━━━ Available data
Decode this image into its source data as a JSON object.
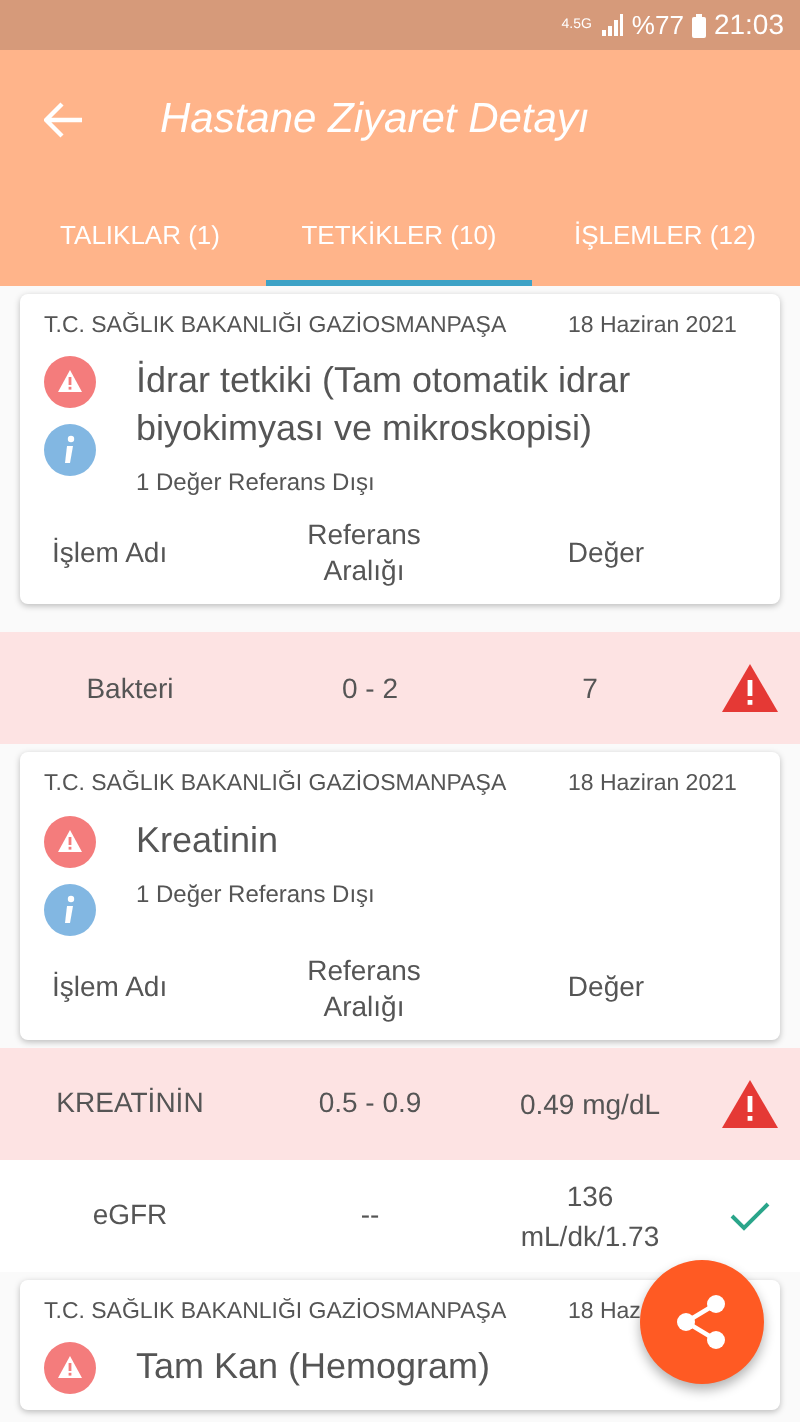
{
  "status_bar": {
    "network": "4.5G",
    "battery": "%77",
    "time": "21:03"
  },
  "app_bar": {
    "title": "Hastane Ziyaret Detayı"
  },
  "tabs": [
    {
      "label": "TALIKLAR (1)",
      "selected": false
    },
    {
      "label": "TETKİKLER (10)",
      "selected": true
    },
    {
      "label": "İŞLEMLER (12)",
      "selected": false
    }
  ],
  "results": [
    {
      "institution": "T.C. SAĞLIK BAKANLIĞI GAZİOSMANPAŞA",
      "date": "18 Haziran 2021",
      "test": "İdrar tetkiki (Tam otomatik idrar biyokimyası ve mikroskopisi)",
      "note": "1 Değer Referans Dışı",
      "columns": [
        "İşlem Adı",
        "Referans Aralığı",
        "Değer"
      ],
      "rows": [
        {
          "name": "Bakteri",
          "range": "0 - 2",
          "value": "7",
          "out_of_range": true
        }
      ]
    },
    {
      "institution": "T.C. SAĞLIK BAKANLIĞI GAZİOSMANPAŞA",
      "date": "18 Haziran 2021",
      "test": "Kreatinin",
      "note": "1 Değer Referans Dışı",
      "columns": [
        "İşlem Adı",
        "Referans Aralığı",
        "Değer"
      ],
      "rows": [
        {
          "name": "KREATİNİN",
          "range": "0.5 - 0.9",
          "value": "0.49 mg/dL",
          "out_of_range": true
        },
        {
          "name": "eGFR",
          "range": "--",
          "value": "136 mL/dk/1.73",
          "out_of_range": false
        }
      ]
    },
    {
      "institution": "T.C. SAĞLIK BAKANLIĞI GAZİOSMANPAŞA",
      "date": "18 Haz",
      "test": "Tam Kan (Hemogram)"
    }
  ]
}
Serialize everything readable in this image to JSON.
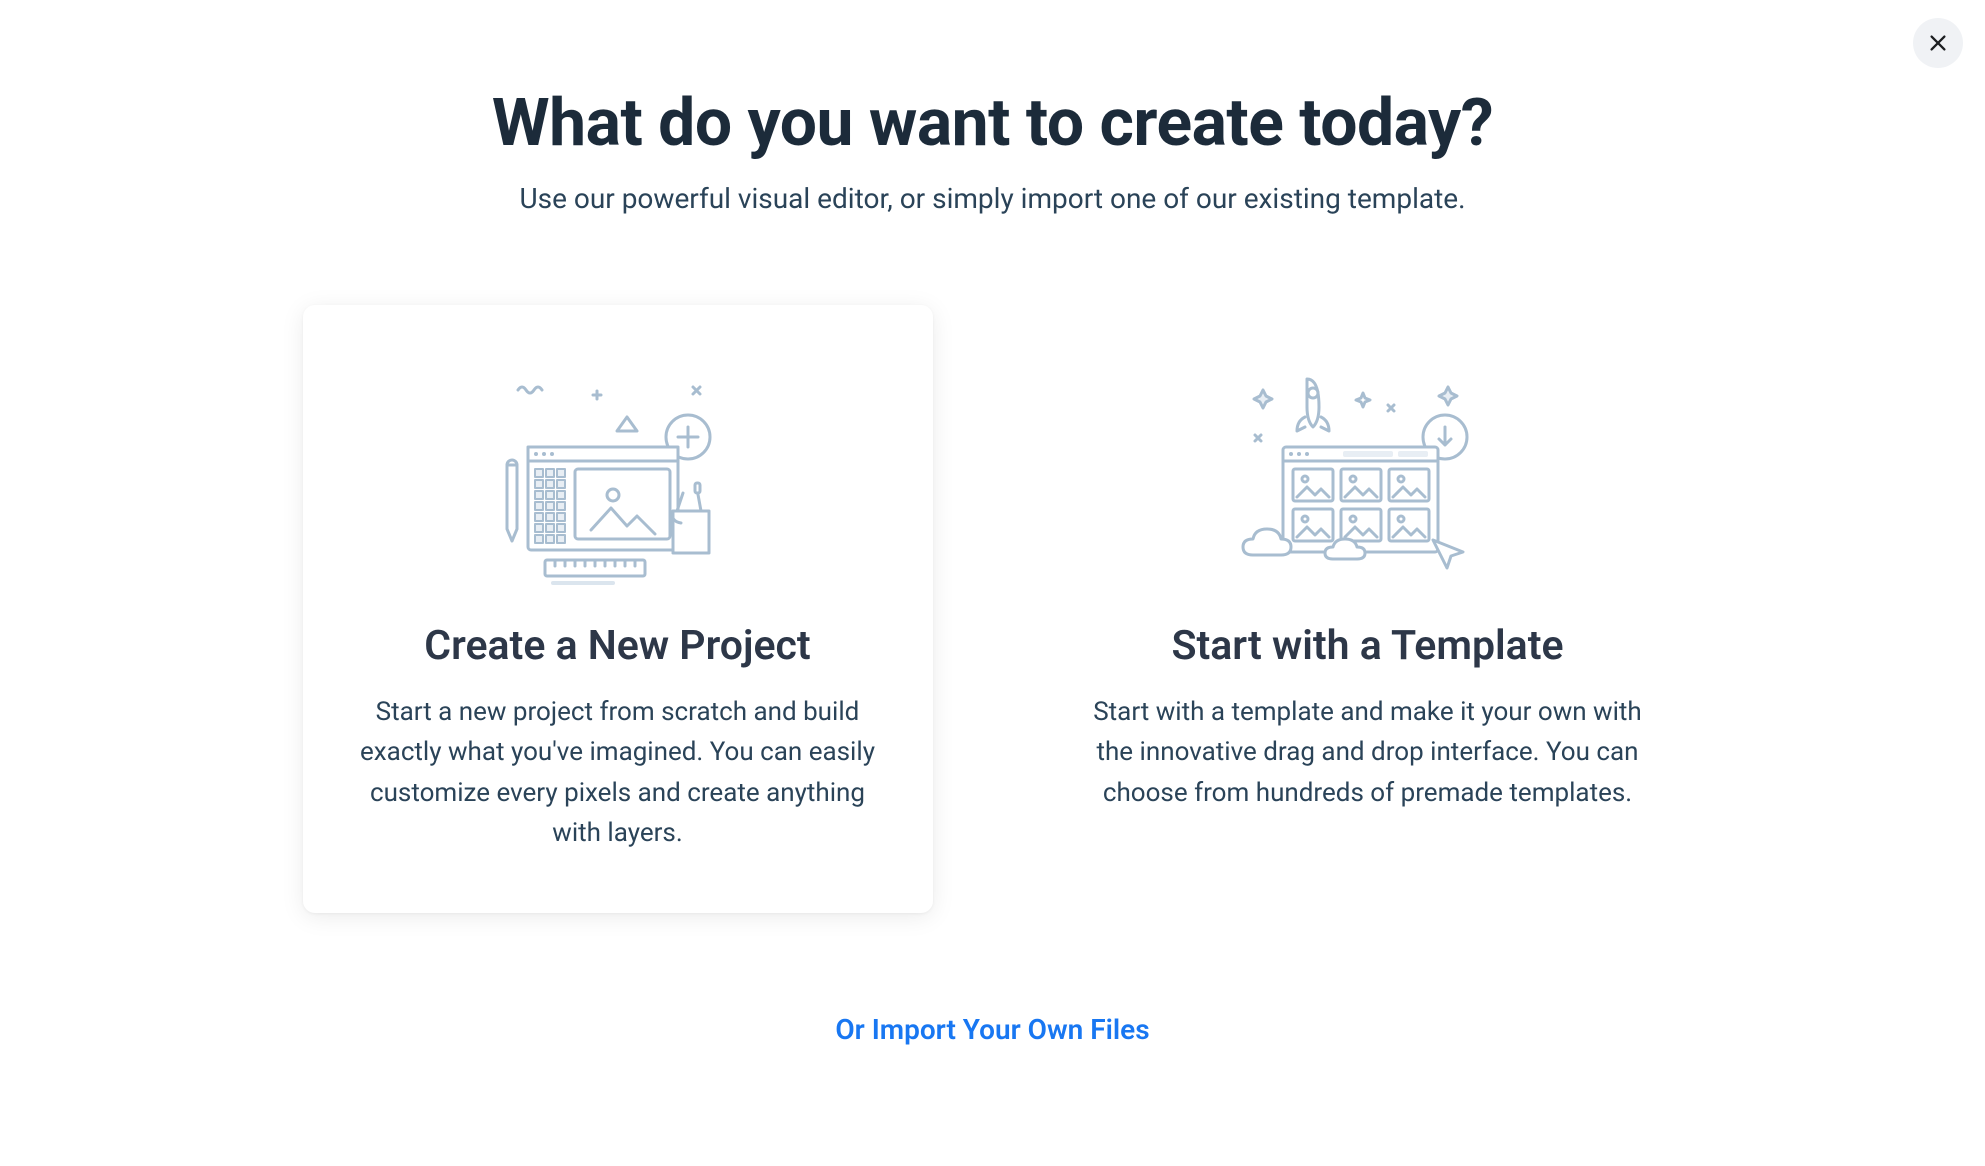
{
  "header": {
    "title": "What do you want to create today?",
    "subtitle": "Use our powerful visual editor, or simply import one of our existing template."
  },
  "cards": {
    "new_project": {
      "title": "Create a New Project",
      "description": "Start a new project from scratch and build exactly what you've imagined. You can easily customize every pixels and create anything with layers."
    },
    "template": {
      "title": "Start with a Template",
      "description": "Start with a template and make it your own with the innovative drag and drop interface. You can choose from hundreds of premade templates."
    }
  },
  "import_link": "Or Import Your Own Files",
  "colors": {
    "heading": "#1c2b3a",
    "subheading": "#2a4358",
    "link": "#1877f2",
    "illustration_stroke": "#a8bdd0",
    "illustration_fill": "#ffffff",
    "close_bg": "#f0f2f5"
  }
}
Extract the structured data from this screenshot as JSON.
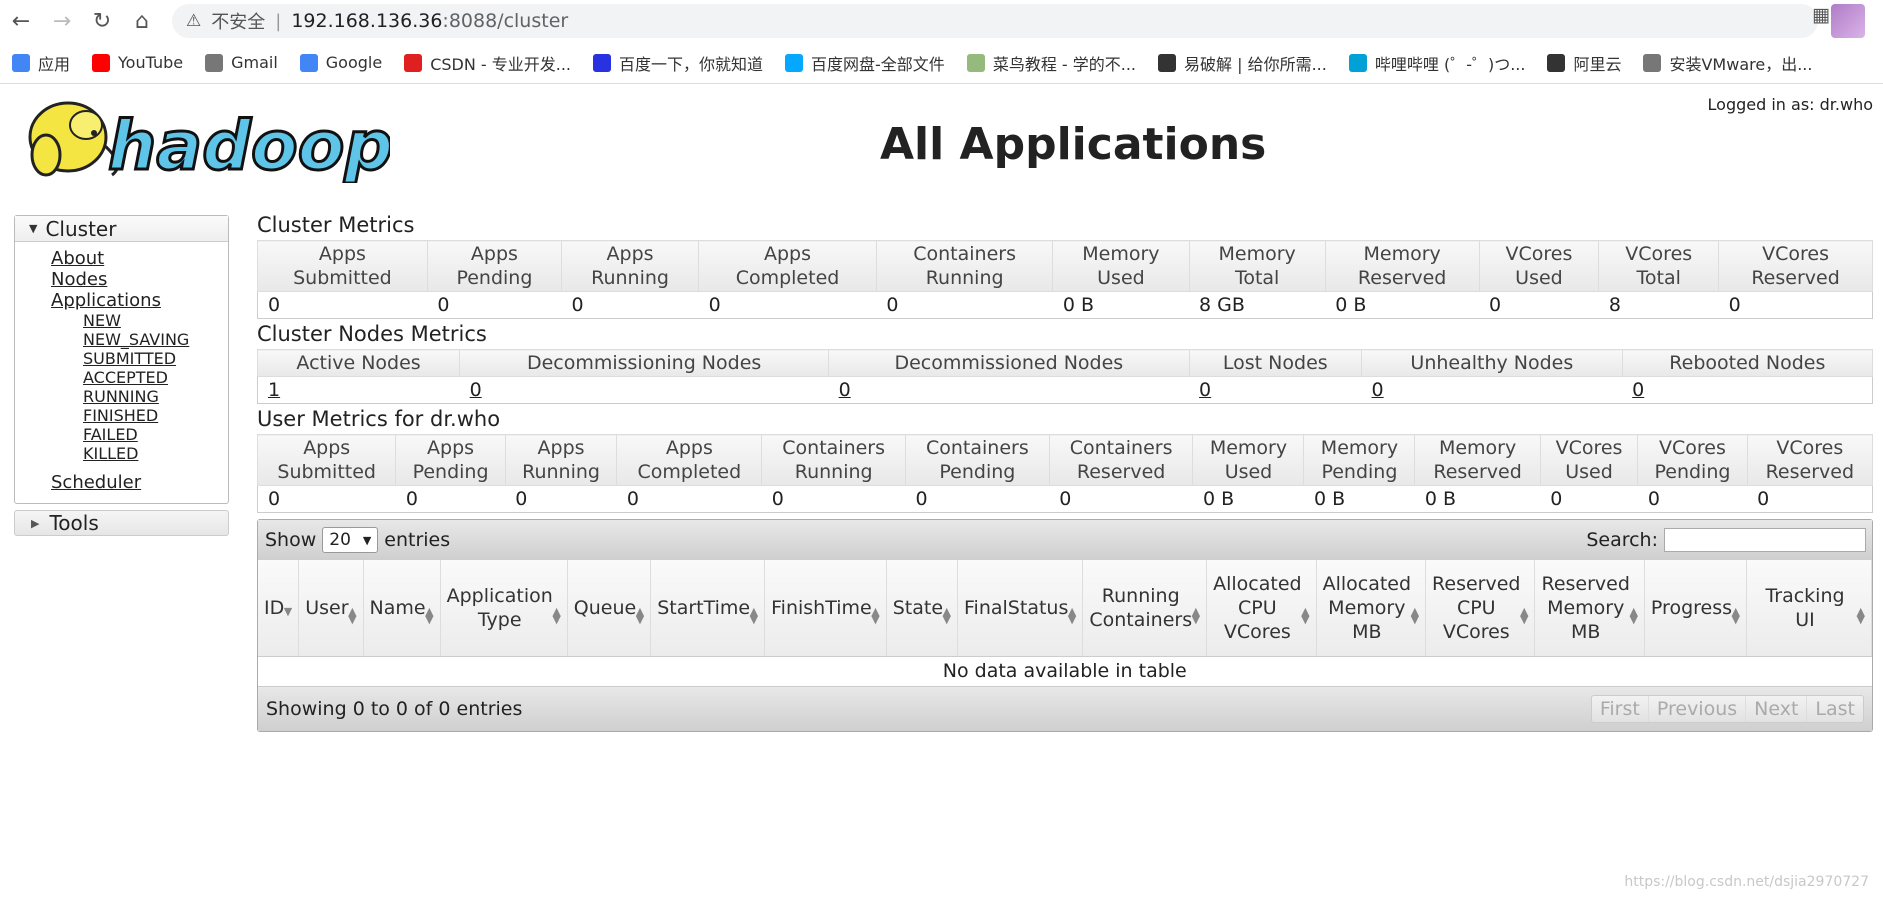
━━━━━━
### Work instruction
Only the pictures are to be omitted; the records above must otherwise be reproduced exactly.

### Answer to the problem
Decode this image into its source data as a JSON object.
{
  "status_bar": {
    "network": "4.5G",
    "battery": "%77",
    "time": "21:03"
  },
  "app_bar": {
    "title": "Hastane Ziyaret Detayı"
  },
  "tabs": [
    {
      "label": "TALIKLAR (1)",
      "selected": false
    },
    {
      "label": "TETKİKLER (10)",
      "selected": true
    },
    {
      "label": "İŞLEMLER (12)",
      "selected": false
    }
  ],
  "results": [
    {
      "institution": "T.C. SAĞLIK BAKANLIĞI GAZİOSMANPAŞA",
      "date": "18 Haziran 2021",
      "test": "İdrar tetkiki (Tam otomatik idrar biyokimyası ve mikroskopisi)",
      "note": "1 Değer Referans Dışı",
      "columns": [
        "İşlem Adı",
        "Referans Aralığı",
        "Değer"
      ],
      "rows": [
        {
          "name": "Bakteri",
          "range": "0 - 2",
          "value": "7",
          "out_of_range": true
        }
      ]
    },
    {
      "institution": "T.C. SAĞLIK BAKANLIĞI GAZİOSMANPAŞA",
      "date": "18 Haziran 2021",
      "test": "Kreatinin",
      "note": "1 Değer Referans Dışı",
      "columns": [
        "İşlem Adı",
        "Referans Aralığı",
        "Değer"
      ],
      "rows": [
        {
          "name": "KREATİNİN",
          "range": "0.5 - 0.9",
          "value": "0.49 mg/dL",
          "out_of_range": true
        },
        {
          "name": "eGFR",
          "range": "--",
          "value": "136 mL/dk/1.73",
          "out_of_range": false
        }
      ]
    },
    {
      "institution": "T.C. SAĞLIK BAKANLIĞI GAZİOSMANPAŞA",
      "date": "18 Haz",
      "test": "Tam Kan (Hemogram)"
    }
  ]
}
Serialize everything readable in this image to JSON.
{
  "header": {
    "title": "What do you want to create today?",
    "subtitle": "Use our powerful visual editor, or simply import one of our existing template."
  },
  "cards": {
    "new_project": {
      "title": "Create a New Project",
      "description": "Start a new project from scratch and build exactly what you've imagined. You can easily customize every pixels and create anything with layers."
    },
    "template": {
      "title": "Start with a Template",
      "description": "Start with a template and make it your own with the innovative drag and drop interface. You can choose from hundreds of premade templates."
    }
  },
  "import_link": "Or Import Your Own Files",
  "colors": {
    "heading": "#1c2b3a",
    "subheading": "#2a4358",
    "link": "#1877f2",
    "illustration_stroke": "#a8bdd0",
    "illustration_fill": "#ffffff",
    "close_bg": "#f0f2f5"
  }
}
Extract the structured data from this screenshot as JSON.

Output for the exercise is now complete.